*** INPUT RECORDS ***
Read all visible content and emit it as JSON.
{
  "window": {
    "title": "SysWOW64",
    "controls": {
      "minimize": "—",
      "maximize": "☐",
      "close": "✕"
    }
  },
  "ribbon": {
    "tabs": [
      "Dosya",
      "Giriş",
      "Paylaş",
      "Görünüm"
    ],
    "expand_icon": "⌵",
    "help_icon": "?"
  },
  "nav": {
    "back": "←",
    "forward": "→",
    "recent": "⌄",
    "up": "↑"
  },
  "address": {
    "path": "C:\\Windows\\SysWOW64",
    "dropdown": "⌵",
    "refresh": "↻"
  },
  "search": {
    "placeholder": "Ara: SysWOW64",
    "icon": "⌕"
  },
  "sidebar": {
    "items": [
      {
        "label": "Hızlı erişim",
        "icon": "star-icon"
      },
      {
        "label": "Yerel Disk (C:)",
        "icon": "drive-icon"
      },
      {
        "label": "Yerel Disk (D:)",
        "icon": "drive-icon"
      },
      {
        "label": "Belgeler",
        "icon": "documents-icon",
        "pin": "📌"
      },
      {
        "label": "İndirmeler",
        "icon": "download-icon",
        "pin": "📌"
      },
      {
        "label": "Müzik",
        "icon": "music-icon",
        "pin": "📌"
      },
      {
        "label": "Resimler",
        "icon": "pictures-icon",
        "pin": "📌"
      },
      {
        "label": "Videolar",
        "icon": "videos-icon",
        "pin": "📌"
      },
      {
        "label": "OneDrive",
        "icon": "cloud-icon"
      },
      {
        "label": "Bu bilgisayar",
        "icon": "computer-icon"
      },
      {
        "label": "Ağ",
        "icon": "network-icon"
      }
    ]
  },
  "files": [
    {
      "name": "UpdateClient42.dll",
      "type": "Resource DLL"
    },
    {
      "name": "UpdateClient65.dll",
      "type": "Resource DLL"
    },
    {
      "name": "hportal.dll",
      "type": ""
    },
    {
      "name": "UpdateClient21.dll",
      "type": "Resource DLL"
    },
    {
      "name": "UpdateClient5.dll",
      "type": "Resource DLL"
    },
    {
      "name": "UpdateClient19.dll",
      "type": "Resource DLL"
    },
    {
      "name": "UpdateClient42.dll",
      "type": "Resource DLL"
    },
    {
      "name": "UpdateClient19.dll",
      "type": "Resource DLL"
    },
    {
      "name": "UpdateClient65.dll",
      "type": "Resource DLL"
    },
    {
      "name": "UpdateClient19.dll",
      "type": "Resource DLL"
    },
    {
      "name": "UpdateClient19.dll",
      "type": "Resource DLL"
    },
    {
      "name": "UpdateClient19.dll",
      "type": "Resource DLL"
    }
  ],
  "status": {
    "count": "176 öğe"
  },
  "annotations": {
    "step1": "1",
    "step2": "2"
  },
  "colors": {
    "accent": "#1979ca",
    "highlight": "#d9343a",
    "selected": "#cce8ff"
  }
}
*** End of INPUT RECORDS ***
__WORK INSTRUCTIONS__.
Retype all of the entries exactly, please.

__ANSWER SPACE__.
Read all visible content and emit it as JSON.
{
  "window": {
    "title": "SysWOW64",
    "controls": {
      "minimize": "—",
      "maximize": "☐",
      "close": "✕"
    }
  },
  "ribbon": {
    "tabs": [
      "Dosya",
      "Giriş",
      "Paylaş",
      "Görünüm"
    ],
    "expand_icon": "⌵",
    "help_icon": "?"
  },
  "nav": {
    "back": "←",
    "forward": "→",
    "recent": "⌄",
    "up": "↑"
  },
  "address": {
    "path": "C:\\Windows\\SysWOW64",
    "dropdown": "⌵",
    "refresh": "↻"
  },
  "search": {
    "placeholder": "Ara: SysWOW64",
    "icon": "⌕"
  },
  "sidebar": {
    "items": [
      {
        "label": "Hızlı erişim",
        "icon": "star-icon"
      },
      {
        "label": "Yerel Disk (C:)",
        "icon": "drive-icon"
      },
      {
        "label": "Yerel Disk (D:)",
        "icon": "drive-icon"
      },
      {
        "label": "Belgeler",
        "icon": "documents-icon",
        "pin": "📌"
      },
      {
        "label": "İndirmeler",
        "icon": "download-icon",
        "pin": "📌"
      },
      {
        "label": "Müzik",
        "icon": "music-icon",
        "pin": "📌"
      },
      {
        "label": "Resimler",
        "icon": "pictures-icon",
        "pin": "📌"
      },
      {
        "label": "Videolar",
        "icon": "videos-icon",
        "pin": "📌"
      },
      {
        "label": "OneDrive",
        "icon": "cloud-icon"
      },
      {
        "label": "Bu bilgisayar",
        "icon": "computer-icon"
      },
      {
        "label": "Ağ",
        "icon": "network-icon"
      }
    ]
  },
  "files": [
    {
      "name": "UpdateClient42.dll",
      "type": "Resource DLL"
    },
    {
      "name": "UpdateClient65.dll",
      "type": "Resource DLL"
    },
    {
      "name": "hportal.dll",
      "type": ""
    },
    {
      "name": "UpdateClient21.dll",
      "type": "Resource DLL"
    },
    {
      "name": "UpdateClient5.dll",
      "type": "Resource DLL"
    },
    {
      "name": "UpdateClient19.dll",
      "type": "Resource DLL"
    },
    {
      "name": "UpdateClient42.dll",
      "type": "Resource DLL"
    },
    {
      "name": "UpdateClient19.dll",
      "type": "Resource DLL"
    },
    {
      "name": "UpdateClient65.dll",
      "type": "Resource DLL"
    },
    {
      "name": "UpdateClient19.dll",
      "type": "Resource DLL"
    },
    {
      "name": "UpdateClient19.dll",
      "type": "Resource DLL"
    },
    {
      "name": "UpdateClient19.dll",
      "type": "Resource DLL"
    }
  ],
  "status": {
    "count": "176 öğe"
  },
  "annotations": {
    "step1": "1",
    "step2": "2"
  },
  "colors": {
    "accent": "#1979ca",
    "highlight": "#d9343a",
    "selected": "#cce8ff"
  }
}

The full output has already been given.